When this man gets before an unsympathetic panel, we see exactly how these unconscionable policies play out as his opposition to hospital policy is quickly written off as denial and justified fears of incarceration in a place that resembles a medieval dungeon is termed paranoid schizophrenia. God only knows what happened to him.

But I’m getting far afield into a subject I’m no expert on. Please see the full “Titicut Follies” if you ever get a chance (an expose labeled by a court as an invasion of patient privacy, it was long banned and only received a home video release in 2007) A little more readily available is Martin Scorcese’s recent pulp-fiction fantasia “Shutter Island” which features a haunted WWII vet turned Fed agent (Leonardo DiCaprio) investigating a missing patient/inmate at the titular asylum. I was a bit skeptical, if only because as a former location scout I scoffed at the computer-generated Alcatraz-on-steroids that is supposed to sit at the outer reaches of Boston Harbor. Granted, some real harbor locales were used as well, esp. the old Fort Andrews on Peddock’s Island. Although a bit too lurid for its own good (apparently to hold the attention of sensory-overloaded 21st century viewers) Scorcese does touch upon the insidious, Catch-22 methods of so long used by such institutions.

I wonder why these places always seem to be looming just over my shoulder. In my hometown of Salem, Mass. there were once shaded walks that led from the various institutions on the base of Salem Neck out to its point.

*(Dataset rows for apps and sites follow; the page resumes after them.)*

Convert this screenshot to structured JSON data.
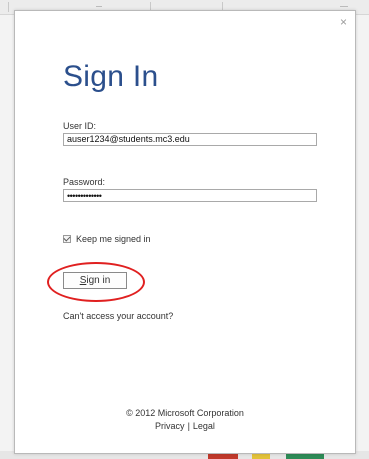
{
  "dialog": {
    "close_glyph": "×",
    "title": "Sign In",
    "userid_label": "User ID:",
    "userid_value": "auser1234@students.mc3.edu",
    "password_label": "Password:",
    "password_value": "•••••••••••••",
    "keep_signed_in_label": "Keep me signed in",
    "keep_signed_in_checked": true,
    "signin_button_first": "S",
    "signin_button_rest": "ign in",
    "cant_access": "Can't access your account?",
    "copyright": "© 2012 Microsoft Corporation",
    "privacy": "Privacy",
    "legal": "Legal",
    "separator": "|"
  },
  "colors": {
    "title": "#2b4f8c",
    "highlight_circle": "#e02020"
  }
}
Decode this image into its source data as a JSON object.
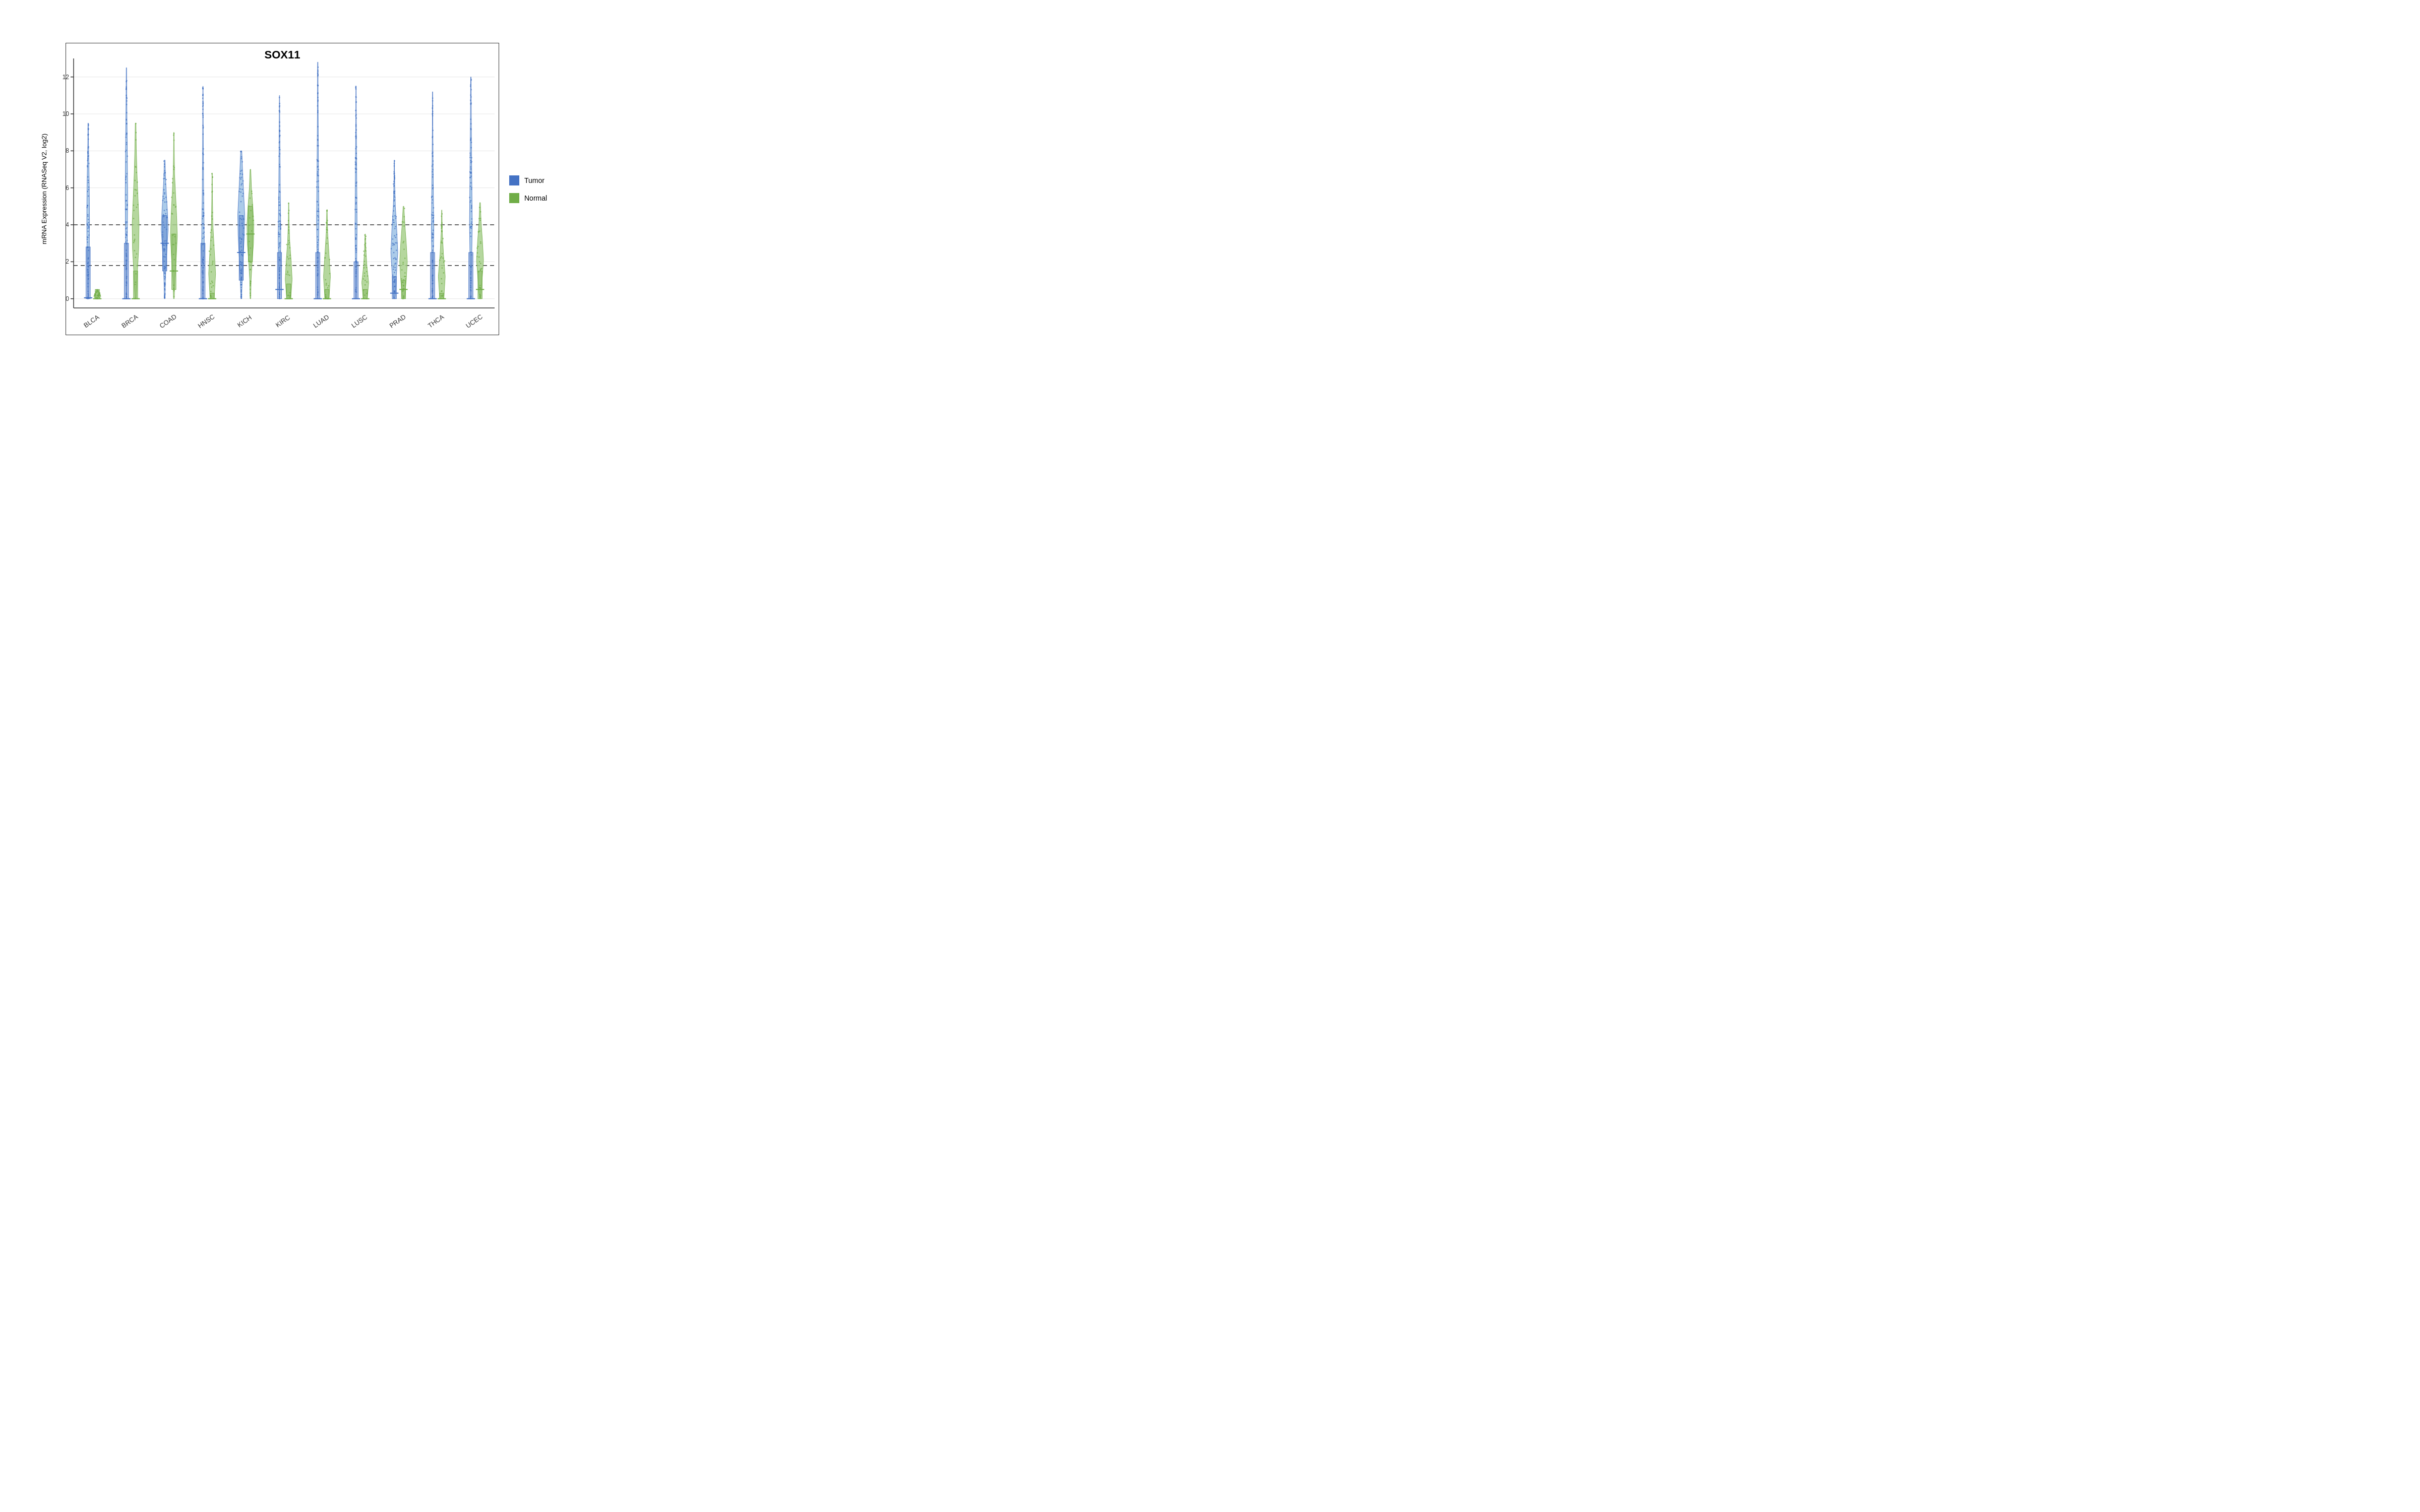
{
  "title": "SOX11",
  "y_axis_label": "mRNA Expression (RNASeq V2, log2)",
  "y_ticks": [
    0,
    2,
    4,
    6,
    8,
    10,
    12
  ],
  "y_min": -0.5,
  "y_max": 13,
  "x_labels": [
    "BLCA",
    "BRCA",
    "COAD",
    "HNSC",
    "KICH",
    "KIRC",
    "LUAD",
    "LUSC",
    "PRAD",
    "THCA",
    "UCEC"
  ],
  "dashed_lines": [
    1.8,
    4.0
  ],
  "legend": {
    "items": [
      {
        "label": "Tumor",
        "color": "#4472C4"
      },
      {
        "label": "Normal",
        "color": "#70AD47"
      }
    ]
  },
  "colors": {
    "tumor": "#4472C4",
    "tumor_light": "#9DC3E6",
    "normal": "#70AD47",
    "normal_light": "#A9D18E",
    "axis": "#333333",
    "dashed": "#333333"
  },
  "violins": [
    {
      "cancer": "BLCA",
      "tumor": {
        "median": 0.05,
        "q1": 0.0,
        "q3": 2.8,
        "whisker_low": 0.0,
        "whisker_high": 9.5,
        "width_profile": [
          0.05,
          0.1,
          0.15,
          0.18,
          0.2,
          0.18,
          0.15,
          0.1,
          0.05,
          0.03
        ]
      },
      "normal": {
        "median": 0.0,
        "q1": 0.0,
        "q3": 0.5,
        "whisker_low": 0.0,
        "whisker_high": 0.5,
        "width_profile": [
          0.3,
          0.5,
          0.4,
          0.2,
          0.1
        ]
      }
    },
    {
      "cancer": "BRCA",
      "tumor": {
        "median": 0.0,
        "q1": 0.0,
        "q3": 3.0,
        "whisker_low": 0.0,
        "whisker_high": 12.5,
        "width_profile": [
          0.05,
          0.08,
          0.12,
          0.15,
          0.18,
          0.15,
          0.12,
          0.08,
          0.05,
          0.03
        ]
      },
      "normal": {
        "median": 0.0,
        "q1": 0.0,
        "q3": 1.5,
        "whisker_low": 0.0,
        "whisker_high": 9.5,
        "width_profile": [
          0.1,
          0.25,
          0.45,
          0.5,
          0.35,
          0.2,
          0.1,
          0.05
        ]
      }
    },
    {
      "cancer": "COAD",
      "tumor": {
        "median": 3.0,
        "q1": 1.5,
        "q3": 4.5,
        "whisker_low": 0.0,
        "whisker_high": 7.5,
        "width_profile": [
          0.05,
          0.1,
          0.2,
          0.35,
          0.5,
          0.4,
          0.25,
          0.12,
          0.05
        ]
      },
      "normal": {
        "median": 1.5,
        "q1": 0.5,
        "q3": 3.5,
        "whisker_low": 0.0,
        "whisker_high": 9.0,
        "width_profile": [
          0.05,
          0.15,
          0.35,
          0.5,
          0.4,
          0.25,
          0.1,
          0.05,
          0.02
        ]
      }
    },
    {
      "cancer": "HNSC",
      "tumor": {
        "median": 0.0,
        "q1": 0.0,
        "q3": 3.0,
        "whisker_low": 0.0,
        "whisker_high": 11.5,
        "width_profile": [
          0.05,
          0.1,
          0.2,
          0.15,
          0.1,
          0.08,
          0.05,
          0.03,
          0.02
        ]
      },
      "normal": {
        "median": 0.0,
        "q1": 0.0,
        "q3": 0.3,
        "whisker_low": 0.0,
        "whisker_high": 6.8,
        "width_profile": [
          0.3,
          0.5,
          0.3,
          0.1,
          0.05,
          0.02
        ]
      }
    },
    {
      "cancer": "KICH",
      "tumor": {
        "median": 2.5,
        "q1": 1.0,
        "q3": 4.5,
        "whisker_low": 0.0,
        "whisker_high": 8.0,
        "width_profile": [
          0.05,
          0.15,
          0.3,
          0.45,
          0.5,
          0.35,
          0.2,
          0.08
        ]
      },
      "normal": {
        "median": 3.5,
        "q1": 2.0,
        "q3": 5.0,
        "whisker_low": 0.0,
        "whisker_high": 7.0,
        "width_profile": [
          0.05,
          0.1,
          0.25,
          0.45,
          0.5,
          0.35,
          0.15,
          0.05
        ]
      }
    },
    {
      "cancer": "KIRC",
      "tumor": {
        "median": 0.5,
        "q1": 0.0,
        "q3": 2.5,
        "whisker_low": 0.0,
        "whisker_high": 11.0,
        "width_profile": [
          0.05,
          0.12,
          0.2,
          0.15,
          0.1,
          0.07,
          0.04,
          0.02
        ]
      },
      "normal": {
        "median": 0.0,
        "q1": 0.0,
        "q3": 0.8,
        "whisker_low": 0.0,
        "whisker_high": 5.2,
        "width_profile": [
          0.3,
          0.5,
          0.35,
          0.15,
          0.05,
          0.02
        ]
      }
    },
    {
      "cancer": "LUAD",
      "tumor": {
        "median": 0.0,
        "q1": 0.0,
        "q3": 2.5,
        "whisker_low": 0.0,
        "whisker_high": 12.8,
        "width_profile": [
          0.05,
          0.1,
          0.18,
          0.12,
          0.08,
          0.05,
          0.03
        ]
      },
      "normal": {
        "median": 0.0,
        "q1": 0.0,
        "q3": 0.5,
        "whisker_low": 0.0,
        "whisker_high": 4.8,
        "width_profile": [
          0.3,
          0.5,
          0.3,
          0.1,
          0.03
        ]
      }
    },
    {
      "cancer": "LUSC",
      "tumor": {
        "median": 0.0,
        "q1": 0.0,
        "q3": 2.0,
        "whisker_low": 0.0,
        "whisker_high": 11.5,
        "width_profile": [
          0.05,
          0.1,
          0.15,
          0.12,
          0.08,
          0.04,
          0.02
        ]
      },
      "normal": {
        "median": 0.0,
        "q1": 0.0,
        "q3": 0.5,
        "whisker_low": 0.0,
        "whisker_high": 3.5,
        "width_profile": [
          0.3,
          0.5,
          0.25,
          0.1,
          0.03
        ]
      }
    },
    {
      "cancer": "PRAD",
      "tumor": {
        "median": 0.3,
        "q1": 0.0,
        "q3": 1.2,
        "whisker_low": 0.0,
        "whisker_high": 7.5,
        "width_profile": [
          0.1,
          0.3,
          0.5,
          0.35,
          0.15,
          0.05,
          0.02
        ]
      },
      "normal": {
        "median": 0.5,
        "q1": 0.0,
        "q3": 1.0,
        "whisker_low": 0.0,
        "whisker_high": 5.0,
        "width_profile": [
          0.15,
          0.4,
          0.55,
          0.4,
          0.2,
          0.05
        ]
      }
    },
    {
      "cancer": "THCA",
      "tumor": {
        "median": 0.0,
        "q1": 0.0,
        "q3": 2.5,
        "whisker_low": 0.0,
        "whisker_high": 11.2,
        "width_profile": [
          0.05,
          0.1,
          0.18,
          0.12,
          0.07,
          0.04,
          0.02
        ]
      },
      "normal": {
        "median": 0.0,
        "q1": 0.0,
        "q3": 0.3,
        "whisker_low": 0.0,
        "whisker_high": 4.8,
        "width_profile": [
          0.3,
          0.5,
          0.25,
          0.08,
          0.02
        ]
      }
    },
    {
      "cancer": "UCEC",
      "tumor": {
        "median": 0.0,
        "q1": 0.0,
        "q3": 2.5,
        "whisker_low": 0.0,
        "whisker_high": 12.0,
        "width_profile": [
          0.05,
          0.12,
          0.2,
          0.15,
          0.1,
          0.06,
          0.03
        ]
      },
      "normal": {
        "median": 0.5,
        "q1": 0.0,
        "q3": 1.5,
        "whisker_low": 0.0,
        "whisker_high": 5.2,
        "width_profile": [
          0.1,
          0.3,
          0.5,
          0.35,
          0.15,
          0.05
        ]
      }
    }
  ]
}
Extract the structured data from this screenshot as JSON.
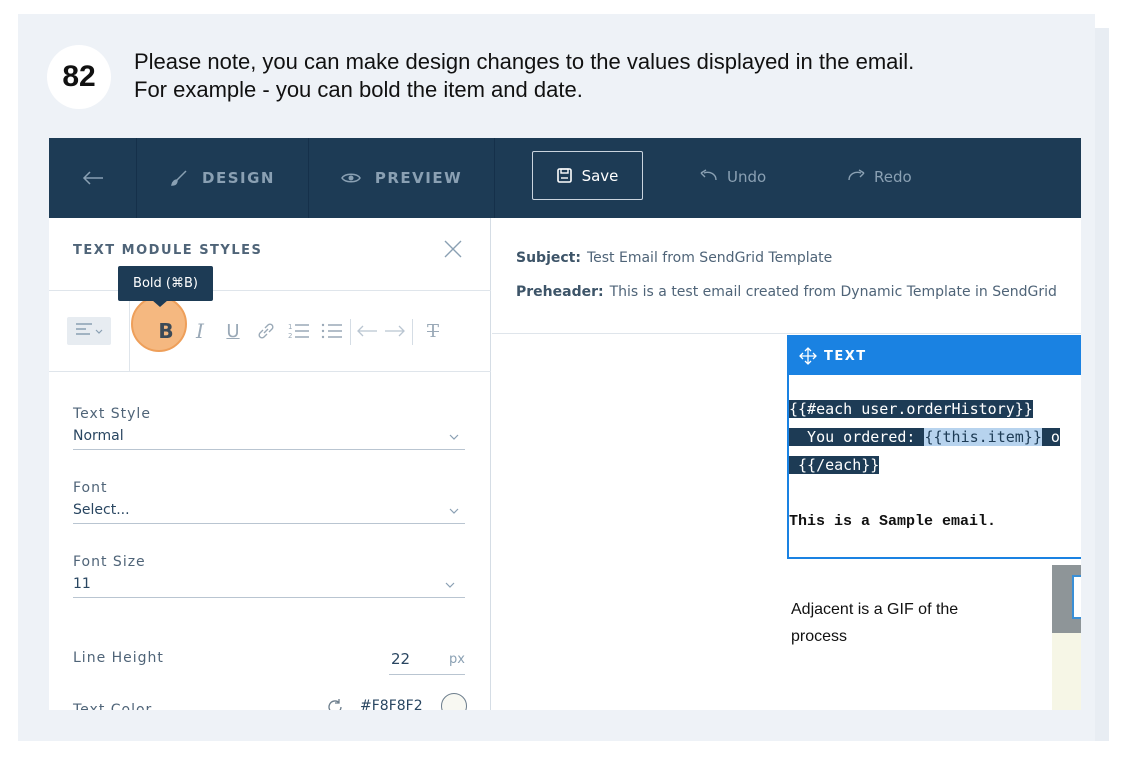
{
  "step": {
    "number": "82",
    "line1": "Please note, you can make design changes to the values displayed in the email.",
    "line2": "For example - you can bold the item and date."
  },
  "topbar": {
    "back_icon": "arrow-left-icon",
    "design_label": "DESIGN",
    "preview_label": "PREVIEW",
    "save_label": "Save",
    "undo_label": "Undo",
    "redo_label": "Redo"
  },
  "left_panel": {
    "title": "TEXT MODULE STYLES",
    "tooltip": "Bold (⌘B)",
    "toolbar": {
      "bold": "B",
      "italic": "I",
      "underline": "U",
      "clear_format": "T"
    },
    "fields": {
      "text_style": {
        "label": "Text Style",
        "value": "Normal"
      },
      "font": {
        "label": "Font",
        "value": "Select..."
      },
      "font_size": {
        "label": "Font Size",
        "value": "11"
      },
      "line_height": {
        "label": "Line Height",
        "value": "22",
        "unit": "px"
      },
      "text_color": {
        "label": "Text Color",
        "value": "#F8F8F2"
      }
    }
  },
  "preview": {
    "subject_label": "Subject:",
    "subject_value": "Test Email from SendGrid Template",
    "preheader_label": "Preheader:",
    "preheader_value": "This is a test email created from Dynamic Template in SendGrid",
    "module_label": "TEXT",
    "code": {
      "line1": "{{#each user.orderHistory}}",
      "line2_prefix": "  You ordered: ",
      "line2_selected": "{{this.item}}",
      "line2_suffix": " o",
      "line3": " {{/each}}"
    },
    "sample": "This is a Sample email.",
    "note_line1": "Adjacent is a GIF of the",
    "note_line2": "process"
  },
  "colors": {
    "topbar": "#1d3b55",
    "accent": "#1a82e2",
    "highlight": "#f5b57a"
  }
}
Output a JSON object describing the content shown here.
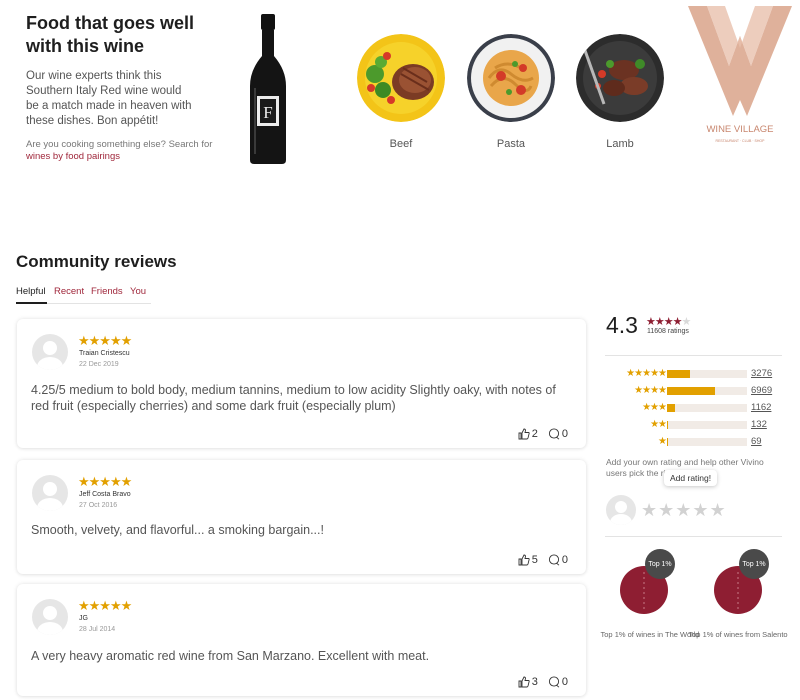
{
  "food": {
    "title": "Food that goes well with this wine",
    "description": "Our wine experts think this Southern Italy Red wine would be a match made in heaven with these dishes. Bon appétit!",
    "cta_prefix": "Are you cooking something else? Search for",
    "cta_link": "wines by food pairings",
    "dishes": [
      {
        "label": "Beef"
      },
      {
        "label": "Pasta"
      },
      {
        "label": "Lamb"
      }
    ],
    "bottle_letter": "F"
  },
  "logo": {
    "name": "WINE VILLAGE",
    "tagline": "RESTAURANT · CLUB · SHOP"
  },
  "reviews": {
    "title": "Community reviews",
    "tabs": [
      "Helpful",
      "Recent",
      "Friends",
      "You"
    ],
    "items": [
      {
        "name": "Traian Cristescu",
        "date": "22 Dec 2019",
        "stars": "★★★★★",
        "text": "4.25/5 medium to bold body, medium tannins, medium to low acidity Slightly oaky, with notes of red fruit (especially cherries) and some dark fruit (especially plum)",
        "likes": "2",
        "comments": "0"
      },
      {
        "name": "Jeff Costa Bravo",
        "date": "27 Oct 2016",
        "stars": "★★★★★",
        "text": "Smooth, velvety, and flavorful... a smoking bargain...!",
        "likes": "5",
        "comments": "0"
      },
      {
        "name": "JG",
        "date": "28 Jul 2014",
        "stars": "★★★★★",
        "text": "A very heavy aromatic red wine from San Marzano. Excellent with meat.",
        "likes": "3",
        "comments": "0"
      }
    ]
  },
  "rating": {
    "average": "4.3",
    "count": "11608 ratings",
    "distribution": [
      {
        "stars": "★★★★★",
        "count": "3276",
        "fraction": 0.29
      },
      {
        "stars": "★★★★",
        "count": "6969",
        "fraction": 0.6
      },
      {
        "stars": "★★★",
        "count": "1162",
        "fraction": 0.1
      },
      {
        "stars": "★★",
        "count": "132",
        "fraction": 0.015
      },
      {
        "stars": "★",
        "count": "69",
        "fraction": 0.01
      }
    ],
    "add_text": "Add your own rating and help other Vivino users pick the right wine!",
    "tooltip": "Add rating!",
    "empty_stars": "★★★★★"
  },
  "badges": [
    {
      "tag": "Top 1%",
      "label": "Top 1% of wines in The World"
    },
    {
      "tag": "Top 1%",
      "label": "Top 1% of wines from Salento"
    }
  ],
  "colors": {
    "accent": "#a0283c",
    "wine": "#8e1e32",
    "star_gold": "#e2a000",
    "logo_rose": "#dca890"
  },
  "icons": [
    "thumbs-up-icon",
    "comment-icon",
    "star-icon",
    "avatar-icon",
    "wine-bottle-icon"
  ]
}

For the last century it’s been the location of Willows Park, long loved by area residents for its eateries, arcades, kiddie rides and breezy outlooks to Beverly Harbor and the Atlantic. The name of the park suggests the former utility of the giant trees for shading convalescing patients on a stroll from the nearby facility. The first was the charmingly named Pest House for smallpox sufferers in the 1700s (way before the park and its famous chop suey sandwiches). Various almshouses also stood there over the long stretch of the 19th century. My father remembers the poor farm that was in the area when he was a kid. Later, only one building remained, one of the lesser-known works of architect Charles Bullfinch, designer of the Mass. State House and the U.S. Capitol expansion. It was known in its final incarnation as the Chronic Care and Rehabilitation Hospital. My father’s grandmother was a patient there in her last years and the place closed in 1970 and stood there at least until the mid-80s as the date stamp on the back of this photo I took was 1983.

Pest House

When it came time to break ground for the inevitable condo development a few years later, a local resident protested to builders and city officials that they would disturb the pauper’s cemetery on the edge of the property. As recently described by this longtime Salem resident in an online town forum, the sad neglect of this graveyard meant it was known mostly to local kids who explored the vacated shoreline of the cove there. Met with denial by the authorities, the resident who posted this comment claims he was later vindicated when the excavator started digging up human bones!

But my childhood visit to see my great-grandmother was not the last time I set foot inside that building on the Pest House site. In 1977, an older friend in a clique I ran with at the time headed an obscure youth-services program out of a first floor office. The rest of the building was empty. As one of the few events this friend ever managed to pull together, she screened a movie against a sheet affixed to the back of the building. We sat probably a stone’s throw away from the cemetery that remained undetected in the pale beyond just behind us. The film was “Night Watch” a 1967 chiller starring Elizabeth Taylor as a woman who has seen a terrible crime that no one wants to hear about. The guy who wrote that post must know the feeling.